A modernist masterwork that has more in common with films than traditional novels, John Dos Passos’ Manhattan Transfer is a colourful, multi-faceted chronicle of New York in the early 1920s. This book ranks with James Joyce’s Ulysses as a powerful and often lyrical meditation on the modern city. Using experimental montage techniques borrowed from the cinema, vivid descriptions and bursts of overheard conversation, and the jumbled case histories of a picaresque cast of characters from dockside crapshooters to high-society flappers, Dos Passos constructs a brilliant impressionistic portrait of New York City as a great futuristic machine filled with motion, drama and human tragedy.
John Dos Passos (1896-1970) was born in Chicago, the son of an eminent lawyer. After graduating from Harvard he served in the US Army Medical Corps during the First World War, and dabbled in journalism before embarking on life as a writer. In 1925 he published Manhattan Transfer, his first experimental novel in what was to become his peculiar style – a mixture of fact and fiction.

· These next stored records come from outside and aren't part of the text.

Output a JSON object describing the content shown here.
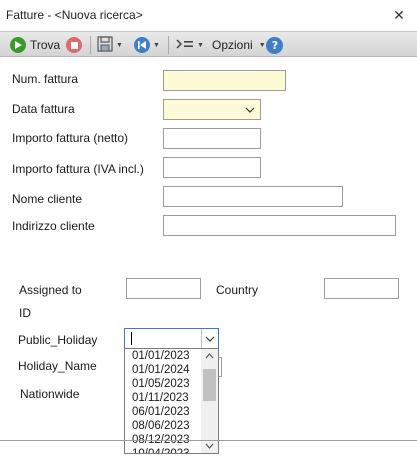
{
  "window": {
    "title": "Fatture - <Nuova ricerca>",
    "close_glyph": "✕"
  },
  "toolbar": {
    "find_label": "Trova",
    "options_label": "Opzioni",
    "icons": {
      "find": "play-icon",
      "stop": "stop-icon",
      "save": "save-icon",
      "back": "back-icon",
      "fields": "fields-icon",
      "help": "help-icon"
    },
    "colors": {
      "find": "#3a9a2c",
      "stop": "#e06a6a",
      "back": "#3f7fc8",
      "help": "#3f7fc8"
    }
  },
  "form": {
    "num_fattura": {
      "label": "Num. fattura",
      "value": ""
    },
    "data_fattura": {
      "label": "Data fattura",
      "value": ""
    },
    "importo_netto": {
      "label": "Importo fattura (netto)",
      "value": ""
    },
    "importo_iva": {
      "label": "Importo fattura (IVA incl.)",
      "value": ""
    },
    "nome_cliente": {
      "label": "Nome cliente",
      "value": ""
    },
    "indirizzo_cliente": {
      "label": "Indirizzo cliente",
      "value": ""
    }
  },
  "portal": {
    "assigned_to_label_1": "Assigned to",
    "assigned_to_label_2": "ID",
    "country_label": "Country",
    "public_holiday_label": "Public_Holiday",
    "holiday_name_label": "Holiday_Name",
    "nationwide_label": "Nationwide",
    "public_holiday_value": "",
    "holiday_options": [
      "01/01/2023",
      "01/01/2024",
      "01/05/2023",
      "01/11/2023",
      "06/01/2023",
      "08/06/2023",
      "08/12/2023",
      "10/04/2023"
    ]
  },
  "colors": {
    "required_field_bg": "#fdfbd6",
    "focus_border": "#3b78c9"
  }
}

With an introduction by Jay McInerney.
Penguin Books, 2000 (1925)